It’s dinner time and we head back to Harlem. We eat soul food at the Manna’s Soul Food and Salad Bar. You basically pay 4.99 for a pound of food, a buck for a glass of Koolaid and get your chow on. Chicken, black eyed peas, ribs, collard greens etc. fill the menu, and in the spirit of every I try the pig’s feet, which turn out to be a great eat if you can get beyond the fact that there’s hair on them. Another participant, Ray from Amsterdam, commented in the soul food restaurant: “We’re eating with legends”. The other people on the tour were really cool, there was Ray and his girlfriend Pum fra Amsterdam,a guy with his younger sisters from Queens, a couple from Finland, a female DJ from Japan and even a family with kids from Denmark.

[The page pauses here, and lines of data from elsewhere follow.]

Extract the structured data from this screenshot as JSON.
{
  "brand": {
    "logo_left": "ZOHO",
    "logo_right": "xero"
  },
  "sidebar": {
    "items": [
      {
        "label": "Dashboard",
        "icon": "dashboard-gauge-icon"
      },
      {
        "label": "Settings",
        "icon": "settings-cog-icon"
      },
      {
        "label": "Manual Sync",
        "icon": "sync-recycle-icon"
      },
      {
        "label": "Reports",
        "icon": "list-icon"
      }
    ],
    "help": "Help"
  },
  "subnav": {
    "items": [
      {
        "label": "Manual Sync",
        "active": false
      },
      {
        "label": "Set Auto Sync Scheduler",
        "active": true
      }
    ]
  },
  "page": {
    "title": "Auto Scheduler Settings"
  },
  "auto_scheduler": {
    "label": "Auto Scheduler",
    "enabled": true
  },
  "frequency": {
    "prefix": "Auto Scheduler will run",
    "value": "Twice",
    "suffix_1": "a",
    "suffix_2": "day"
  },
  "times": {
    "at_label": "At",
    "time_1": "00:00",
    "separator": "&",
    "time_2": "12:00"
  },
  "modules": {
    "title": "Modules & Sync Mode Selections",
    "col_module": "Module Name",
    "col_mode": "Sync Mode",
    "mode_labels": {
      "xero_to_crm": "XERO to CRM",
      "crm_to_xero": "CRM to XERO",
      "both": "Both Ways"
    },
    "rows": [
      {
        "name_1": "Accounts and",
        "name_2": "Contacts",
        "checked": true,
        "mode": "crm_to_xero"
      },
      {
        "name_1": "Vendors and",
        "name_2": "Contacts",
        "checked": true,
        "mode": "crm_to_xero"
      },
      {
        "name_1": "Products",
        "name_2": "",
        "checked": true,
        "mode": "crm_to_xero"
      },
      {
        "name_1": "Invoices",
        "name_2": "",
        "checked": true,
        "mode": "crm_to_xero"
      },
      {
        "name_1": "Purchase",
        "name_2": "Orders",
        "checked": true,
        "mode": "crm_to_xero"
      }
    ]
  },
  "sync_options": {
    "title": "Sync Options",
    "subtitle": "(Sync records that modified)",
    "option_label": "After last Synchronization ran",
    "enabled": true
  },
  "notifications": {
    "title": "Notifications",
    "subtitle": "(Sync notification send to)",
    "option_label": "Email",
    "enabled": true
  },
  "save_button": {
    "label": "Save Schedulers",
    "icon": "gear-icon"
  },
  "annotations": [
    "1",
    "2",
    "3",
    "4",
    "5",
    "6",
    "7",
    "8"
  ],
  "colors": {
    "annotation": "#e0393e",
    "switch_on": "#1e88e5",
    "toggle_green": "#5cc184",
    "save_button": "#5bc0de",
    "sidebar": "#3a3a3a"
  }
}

As we eat music by the likes of The Treacherous Three is playing, which turns out to be ironic as their first record label Enjoy is basically next door. That is to say, next to the soul food restaurant is Bobby’s Happy House, a record store owned by Bobby Robinson, one of the first people to make rap music with the likes of Furious Five, Treacherous Three and Spoonie Gee. And low and behold – Mr. Robinson, now at least in his 80’s, still sits in the back of his store.
When fives mics were unheard of
Caz says his farewell and Reggie Reg takes over for the remainder of the tour. Reg shares a lot of stories one of which was Grandmaster Flash and The Furious Five’s first show in Harlem at Reggie’s old high school: “When we came there, they had set up five microphones, and we weren’t used to people doing longer rhymes than maybe the DJ on the radio saying two lines, so everybody wondered: “what are they going to do with five mics?”” He also tells us about how The Crash Crew formed, signing with a really small label before heading to Sugar Hill Records. Going on tour with Grandmaster Flash and The Furious Five (“When it came to women I didn’t know much before I went on tour, but when I came back I was a seasoned pro”).
Especially for Hip Hoppers who already know the basics, hearing many of these personal anecdotes, helps put the culture into a bigger picture. We may know “when” and “where” Hip Hop was created, but the sights and stories add the “how” and especially “why” to the puzzle.
The (re)Invention of Hip Hop
The tour is close to over. Reggie makes sure to answer all the questions that we have, but I feel it’d be impolite to ask more than three in a row, so instead I choose to sit and remember what I can from the tour. What stands out are two quotes from Grandmaster Caz: “We didn’t invent anything, but we reinvented things and put them together our way”. His example was naming the guy rapping an MC, because prior to Hip Hop, masters of ceremony were the only people they had seen talking on the microphone, but it’s basically true of all the elements. And the second one: “Hip Hop was our version of a party, now it’s the biggest thing in the world along with the internet”. He’s right, Hip Hop could have been a craze going for a few years in the ‘70’s, had it not been for the MC’s, DJ’s, B-Boys and writers that kept going in the periods when it wasn’t as popular. Reggie and Caz were eager to share their version of Hip Hop, and I can understand why, because what they did it for was love and dreams, which isn’t always the case today.
I’d recommend the Hush Tour to anyone going to New York for several reasons. First of all it’s a great way to see the city so you can explore the sites further on your own afterwards. Secondly you’re sure to have a great time no matter if you know some of the stuff beforehand, because it’s told in such an entertaining and personal fashion. But mainly you get to see the real sites, hear the real stories and hang out with the actual pioneers. If you go on a tour of Pompeii, you can get a guide that’s knowledgeable about the history and can even make it seem alive, but you can’t get a guide that’s lived it.
Hush Tour is the best tour I’ve ever been on, and the one that I’ve taken the most away from.
Tours can be booked at www.hushtours.com, where you can read other reviews, see previews etc.